Start of Data section

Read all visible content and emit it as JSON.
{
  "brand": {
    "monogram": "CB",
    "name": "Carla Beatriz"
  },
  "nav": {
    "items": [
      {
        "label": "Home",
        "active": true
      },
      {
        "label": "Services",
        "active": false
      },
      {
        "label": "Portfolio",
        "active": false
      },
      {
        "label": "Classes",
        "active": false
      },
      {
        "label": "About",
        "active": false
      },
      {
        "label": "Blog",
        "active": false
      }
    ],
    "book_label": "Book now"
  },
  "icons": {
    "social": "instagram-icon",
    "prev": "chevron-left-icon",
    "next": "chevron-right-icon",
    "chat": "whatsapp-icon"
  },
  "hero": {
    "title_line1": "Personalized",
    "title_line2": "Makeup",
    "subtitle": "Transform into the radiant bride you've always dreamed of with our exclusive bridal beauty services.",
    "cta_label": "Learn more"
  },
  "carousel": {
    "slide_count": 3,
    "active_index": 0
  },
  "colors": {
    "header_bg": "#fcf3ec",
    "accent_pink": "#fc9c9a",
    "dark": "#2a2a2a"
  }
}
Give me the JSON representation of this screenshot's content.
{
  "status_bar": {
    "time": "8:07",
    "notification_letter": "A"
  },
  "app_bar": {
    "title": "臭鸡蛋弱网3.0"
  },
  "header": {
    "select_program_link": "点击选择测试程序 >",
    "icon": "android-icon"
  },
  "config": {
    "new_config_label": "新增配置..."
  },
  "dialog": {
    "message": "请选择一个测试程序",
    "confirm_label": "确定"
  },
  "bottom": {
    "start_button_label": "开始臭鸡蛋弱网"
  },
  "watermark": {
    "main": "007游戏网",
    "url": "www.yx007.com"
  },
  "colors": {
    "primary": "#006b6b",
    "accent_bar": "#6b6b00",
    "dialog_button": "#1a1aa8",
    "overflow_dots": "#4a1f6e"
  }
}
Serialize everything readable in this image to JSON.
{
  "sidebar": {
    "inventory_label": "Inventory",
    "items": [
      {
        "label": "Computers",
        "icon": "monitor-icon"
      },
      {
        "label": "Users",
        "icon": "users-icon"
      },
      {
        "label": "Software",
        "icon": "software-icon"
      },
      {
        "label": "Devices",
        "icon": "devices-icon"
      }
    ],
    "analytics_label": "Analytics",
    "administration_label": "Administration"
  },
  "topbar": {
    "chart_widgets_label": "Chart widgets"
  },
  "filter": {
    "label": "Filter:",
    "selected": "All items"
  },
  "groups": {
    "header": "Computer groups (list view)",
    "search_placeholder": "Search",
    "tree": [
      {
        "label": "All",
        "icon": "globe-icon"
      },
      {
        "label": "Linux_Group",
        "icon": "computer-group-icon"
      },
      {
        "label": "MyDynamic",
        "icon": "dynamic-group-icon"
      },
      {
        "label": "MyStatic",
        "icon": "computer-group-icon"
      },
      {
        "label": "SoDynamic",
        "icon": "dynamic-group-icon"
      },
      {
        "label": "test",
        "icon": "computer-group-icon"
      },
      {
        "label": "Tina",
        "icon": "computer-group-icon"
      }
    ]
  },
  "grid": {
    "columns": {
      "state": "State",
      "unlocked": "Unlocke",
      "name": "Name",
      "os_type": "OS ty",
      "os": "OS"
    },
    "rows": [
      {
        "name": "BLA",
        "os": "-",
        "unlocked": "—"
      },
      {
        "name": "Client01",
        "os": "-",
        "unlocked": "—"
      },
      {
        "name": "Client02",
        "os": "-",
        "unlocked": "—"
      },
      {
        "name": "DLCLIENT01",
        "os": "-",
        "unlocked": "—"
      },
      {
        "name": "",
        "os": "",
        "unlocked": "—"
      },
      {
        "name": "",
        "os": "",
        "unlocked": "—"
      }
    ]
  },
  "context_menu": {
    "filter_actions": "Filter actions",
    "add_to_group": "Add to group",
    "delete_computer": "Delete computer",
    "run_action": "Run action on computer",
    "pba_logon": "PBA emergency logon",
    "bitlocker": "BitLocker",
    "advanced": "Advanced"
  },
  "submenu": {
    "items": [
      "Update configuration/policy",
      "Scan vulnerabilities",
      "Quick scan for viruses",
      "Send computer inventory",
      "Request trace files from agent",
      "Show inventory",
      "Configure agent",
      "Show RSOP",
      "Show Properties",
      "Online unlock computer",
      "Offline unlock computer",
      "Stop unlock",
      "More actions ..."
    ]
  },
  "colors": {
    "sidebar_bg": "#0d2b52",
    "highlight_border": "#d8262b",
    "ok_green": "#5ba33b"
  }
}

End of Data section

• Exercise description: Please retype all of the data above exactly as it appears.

• Task output:
Read all visible content and emit it as JSON.
{
  "brand": {
    "monogram": "CB",
    "name": "Carla Beatriz"
  },
  "nav": {
    "items": [
      {
        "label": "Home",
        "active": true
      },
      {
        "label": "Services",
        "active": false
      },
      {
        "label": "Portfolio",
        "active": false
      },
      {
        "label": "Classes",
        "active": false
      },
      {
        "label": "About",
        "active": false
      },
      {
        "label": "Blog",
        "active": false
      }
    ],
    "book_label": "Book now"
  },
  "icons": {
    "social": "instagram-icon",
    "prev": "chevron-left-icon",
    "next": "chevron-right-icon",
    "chat": "whatsapp-icon"
  },
  "hero": {
    "title_line1": "Personalized",
    "title_line2": "Makeup",
    "subtitle": "Transform into the radiant bride you've always dreamed of with our exclusive bridal beauty services.",
    "cta_label": "Learn more"
  },
  "carousel": {
    "slide_count": 3,
    "active_index": 0
  },
  "colors": {
    "header_bg": "#fcf3ec",
    "accent_pink": "#fc9c9a",
    "dark": "#2a2a2a"
  }
}
Give me the JSON representation of this screenshot's content.
{
  "status_bar": {
    "time": "8:07",
    "notification_letter": "A"
  },
  "app_bar": {
    "title": "臭鸡蛋弱网3.0"
  },
  "header": {
    "select_program_link": "点击选择测试程序 >",
    "icon": "android-icon"
  },
  "config": {
    "new_config_label": "新增配置..."
  },
  "dialog": {
    "message": "请选择一个测试程序",
    "confirm_label": "确定"
  },
  "bottom": {
    "start_button_label": "开始臭鸡蛋弱网"
  },
  "watermark": {
    "main": "007游戏网",
    "url": "www.yx007.com"
  },
  "colors": {
    "primary": "#006b6b",
    "accent_bar": "#6b6b00",
    "dialog_button": "#1a1aa8",
    "overflow_dots": "#4a1f6e"
  }
}
Serialize everything readable in this image to JSON.
{
  "sidebar": {
    "inventory_label": "Inventory",
    "items": [
      {
        "label": "Computers",
        "icon": "monitor-icon"
      },
      {
        "label": "Users",
        "icon": "users-icon"
      },
      {
        "label": "Software",
        "icon": "software-icon"
      },
      {
        "label": "Devices",
        "icon": "devices-icon"
      }
    ],
    "analytics_label": "Analytics",
    "administration_label": "Administration"
  },
  "topbar": {
    "chart_widgets_label": "Chart widgets"
  },
  "filter": {
    "label": "Filter:",
    "selected": "All items"
  },
  "groups": {
    "header": "Computer groups (list view)",
    "search_placeholder": "Search",
    "tree": [
      {
        "label": "All",
        "icon": "globe-icon"
      },
      {
        "label": "Linux_Group",
        "icon": "computer-group-icon"
      },
      {
        "label": "MyDynamic",
        "icon": "dynamic-group-icon"
      },
      {
        "label": "MyStatic",
        "icon": "computer-group-icon"
      },
      {
        "label": "SoDynamic",
        "icon": "dynamic-group-icon"
      },
      {
        "label": "test",
        "icon": "computer-group-icon"
      },
      {
        "label": "Tina",
        "icon": "computer-group-icon"
      }
    ]
  },
  "grid": {
    "columns": {
      "state": "State",
      "unlocked": "Unlocke",
      "name": "Name",
      "os_type": "OS ty",
      "os": "OS"
    },
    "rows": [
      {
        "name": "BLA",
        "os": "-",
        "unlocked": "—"
      },
      {
        "name": "Client01",
        "os": "-",
        "unlocked": "—"
      },
      {
        "name": "Client02",
        "os": "-",
        "unlocked": "—"
      },
      {
        "name": "DLCLIENT01",
        "os": "-",
        "unlocked": "—"
      },
      {
        "name": "",
        "os": "",
        "unlocked": "—"
      },
      {
        "name": "",
        "os": "",
        "unlocked": "—"
      }
    ]
  },
  "context_menu": {
    "filter_actions": "Filter actions",
    "add_to_group": "Add to group",
    "delete_computer": "Delete computer",
    "run_action": "Run action on computer",
    "pba_logon": "PBA emergency logon",
    "bitlocker": "BitLocker",
    "advanced": "Advanced"
  },
  "submenu": {
    "items": [
      "Update configuration/policy",
      "Scan vulnerabilities",
      "Quick scan for viruses",
      "Send computer inventory",
      "Request trace files from agent",
      "Show inventory",
      "Configure agent",
      "Show RSOP",
      "Show Properties",
      "Online unlock computer",
      "Offline unlock computer",
      "Stop unlock",
      "More actions ..."
    ]
  },
  "colors": {
    "sidebar_bg": "#0d2b52",
    "highlight_border": "#d8262b",
    "ok_green": "#5ba33b"
  }
}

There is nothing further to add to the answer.